### [ASSIGNED TASK]
Return the listing word for word, as given.

### [MATERIAL SUPPLIED]
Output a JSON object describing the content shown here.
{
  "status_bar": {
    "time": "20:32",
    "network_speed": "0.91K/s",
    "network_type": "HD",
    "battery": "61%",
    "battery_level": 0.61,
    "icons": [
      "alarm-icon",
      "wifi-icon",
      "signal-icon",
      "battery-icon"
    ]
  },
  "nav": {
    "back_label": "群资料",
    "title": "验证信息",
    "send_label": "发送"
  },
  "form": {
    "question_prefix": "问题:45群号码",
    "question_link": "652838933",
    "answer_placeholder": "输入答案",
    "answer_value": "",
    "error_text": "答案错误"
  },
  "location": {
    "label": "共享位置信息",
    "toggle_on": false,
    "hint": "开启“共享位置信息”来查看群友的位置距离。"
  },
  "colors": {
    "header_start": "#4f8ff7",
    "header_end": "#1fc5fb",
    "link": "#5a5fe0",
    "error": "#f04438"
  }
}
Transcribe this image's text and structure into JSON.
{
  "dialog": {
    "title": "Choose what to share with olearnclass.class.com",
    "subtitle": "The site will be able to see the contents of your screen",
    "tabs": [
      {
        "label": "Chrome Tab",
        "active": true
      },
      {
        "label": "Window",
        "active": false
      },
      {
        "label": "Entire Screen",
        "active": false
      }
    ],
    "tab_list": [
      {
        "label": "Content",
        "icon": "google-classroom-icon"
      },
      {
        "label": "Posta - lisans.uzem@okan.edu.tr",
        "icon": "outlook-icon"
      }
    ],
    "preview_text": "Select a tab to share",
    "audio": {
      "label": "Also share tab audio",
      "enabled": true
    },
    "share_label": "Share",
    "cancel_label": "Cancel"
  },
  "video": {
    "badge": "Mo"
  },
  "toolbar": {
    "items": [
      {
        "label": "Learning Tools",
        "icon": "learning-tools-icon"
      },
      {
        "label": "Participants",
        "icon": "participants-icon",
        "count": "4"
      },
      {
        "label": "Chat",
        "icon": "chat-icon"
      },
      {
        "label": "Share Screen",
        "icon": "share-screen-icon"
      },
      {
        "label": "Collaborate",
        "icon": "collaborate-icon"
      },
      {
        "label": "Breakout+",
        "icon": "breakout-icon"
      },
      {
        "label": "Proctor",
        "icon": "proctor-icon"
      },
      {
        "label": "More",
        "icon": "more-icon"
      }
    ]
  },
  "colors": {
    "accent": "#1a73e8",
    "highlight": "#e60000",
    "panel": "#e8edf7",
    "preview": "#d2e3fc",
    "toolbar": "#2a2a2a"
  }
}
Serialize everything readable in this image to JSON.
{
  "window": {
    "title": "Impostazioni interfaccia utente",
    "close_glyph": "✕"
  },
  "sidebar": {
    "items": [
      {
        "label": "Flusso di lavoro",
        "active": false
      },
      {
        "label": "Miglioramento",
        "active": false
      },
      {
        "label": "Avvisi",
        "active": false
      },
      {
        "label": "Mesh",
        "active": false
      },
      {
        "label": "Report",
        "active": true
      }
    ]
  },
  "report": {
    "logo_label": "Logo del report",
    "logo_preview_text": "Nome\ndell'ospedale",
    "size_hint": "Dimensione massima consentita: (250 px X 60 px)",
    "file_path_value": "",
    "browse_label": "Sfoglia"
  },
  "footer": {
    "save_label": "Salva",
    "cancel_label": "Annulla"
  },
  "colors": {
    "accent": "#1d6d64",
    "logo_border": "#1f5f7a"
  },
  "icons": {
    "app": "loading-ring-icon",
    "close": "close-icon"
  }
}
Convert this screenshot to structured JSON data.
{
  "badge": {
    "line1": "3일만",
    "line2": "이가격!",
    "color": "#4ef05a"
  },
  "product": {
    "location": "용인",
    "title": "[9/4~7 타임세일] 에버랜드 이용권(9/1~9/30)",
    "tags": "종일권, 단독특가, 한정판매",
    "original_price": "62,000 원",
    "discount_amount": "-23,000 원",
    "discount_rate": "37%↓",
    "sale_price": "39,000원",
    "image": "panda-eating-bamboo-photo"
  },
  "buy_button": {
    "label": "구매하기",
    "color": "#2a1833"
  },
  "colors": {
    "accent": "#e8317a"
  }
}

### [SOLUTION TO THIS TASK]
Output a JSON object describing the content shown here.
{
  "status_bar": {
    "time": "20:32",
    "network_speed": "0.91K/s",
    "network_type": "HD",
    "battery": "61%",
    "battery_level": 0.61,
    "icons": [
      "alarm-icon",
      "wifi-icon",
      "signal-icon",
      "battery-icon"
    ]
  },
  "nav": {
    "back_label": "群资料",
    "title": "验证信息",
    "send_label": "发送"
  },
  "form": {
    "question_prefix": "问题:45群号码",
    "question_link": "652838933",
    "answer_placeholder": "输入答案",
    "answer_value": "",
    "error_text": "答案错误"
  },
  "location": {
    "label": "共享位置信息",
    "toggle_on": false,
    "hint": "开启“共享位置信息”来查看群友的位置距离。"
  },
  "colors": {
    "header_start": "#4f8ff7",
    "header_end": "#1fc5fb",
    "link": "#5a5fe0",
    "error": "#f04438"
  }
}
Transcribe this image's text and structure into JSON.
{
  "dialog": {
    "title": "Choose what to share with olearnclass.class.com",
    "subtitle": "The site will be able to see the contents of your screen",
    "tabs": [
      {
        "label": "Chrome Tab",
        "active": true
      },
      {
        "label": "Window",
        "active": false
      },
      {
        "label": "Entire Screen",
        "active": false
      }
    ],
    "tab_list": [
      {
        "label": "Content",
        "icon": "google-classroom-icon"
      },
      {
        "label": "Posta - lisans.uzem@okan.edu.tr",
        "icon": "outlook-icon"
      }
    ],
    "preview_text": "Select a tab to share",
    "audio": {
      "label": "Also share tab audio",
      "enabled": true
    },
    "share_label": "Share",
    "cancel_label": "Cancel"
  },
  "video": {
    "badge": "Mo"
  },
  "toolbar": {
    "items": [
      {
        "label": "Learning Tools",
        "icon": "learning-tools-icon"
      },
      {
        "label": "Participants",
        "icon": "participants-icon",
        "count": "4"
      },
      {
        "label": "Chat",
        "icon": "chat-icon"
      },
      {
        "label": "Share Screen",
        "icon": "share-screen-icon"
      },
      {
        "label": "Collaborate",
        "icon": "collaborate-icon"
      },
      {
        "label": "Breakout+",
        "icon": "breakout-icon"
      },
      {
        "label": "Proctor",
        "icon": "proctor-icon"
      },
      {
        "label": "More",
        "icon": "more-icon"
      }
    ]
  },
  "colors": {
    "accent": "#1a73e8",
    "highlight": "#e60000",
    "panel": "#e8edf7",
    "preview": "#d2e3fc",
    "toolbar": "#2a2a2a"
  }
}
Serialize everything readable in this image to JSON.
{
  "window": {
    "title": "Impostazioni interfaccia utente",
    "close_glyph": "✕"
  },
  "sidebar": {
    "items": [
      {
        "label": "Flusso di lavoro",
        "active": false
      },
      {
        "label": "Miglioramento",
        "active": false
      },
      {
        "label": "Avvisi",
        "active": false
      },
      {
        "label": "Mesh",
        "active": false
      },
      {
        "label": "Report",
        "active": true
      }
    ]
  },
  "report": {
    "logo_label": "Logo del report",
    "logo_preview_text": "Nome\ndell'ospedale",
    "size_hint": "Dimensione massima consentita: (250 px X 60 px)",
    "file_path_value": "",
    "browse_label": "Sfoglia"
  },
  "footer": {
    "save_label": "Salva",
    "cancel_label": "Annulla"
  },
  "colors": {
    "accent": "#1d6d64",
    "logo_border": "#1f5f7a"
  },
  "icons": {
    "app": "loading-ring-icon",
    "close": "close-icon"
  }
}
Convert this screenshot to structured JSON data.
{
  "badge": {
    "line1": "3일만",
    "line2": "이가격!",
    "color": "#4ef05a"
  },
  "product": {
    "location": "용인",
    "title": "[9/4~7 타임세일] 에버랜드 이용권(9/1~9/30)",
    "tags": "종일권, 단독특가, 한정판매",
    "original_price": "62,000 원",
    "discount_amount": "-23,000 원",
    "discount_rate": "37%↓",
    "sale_price": "39,000원",
    "image": "panda-eating-bamboo-photo"
  },
  "buy_button": {
    "label": "구매하기",
    "color": "#2a1833"
  },
  "colors": {
    "accent": "#e8317a"
  }
}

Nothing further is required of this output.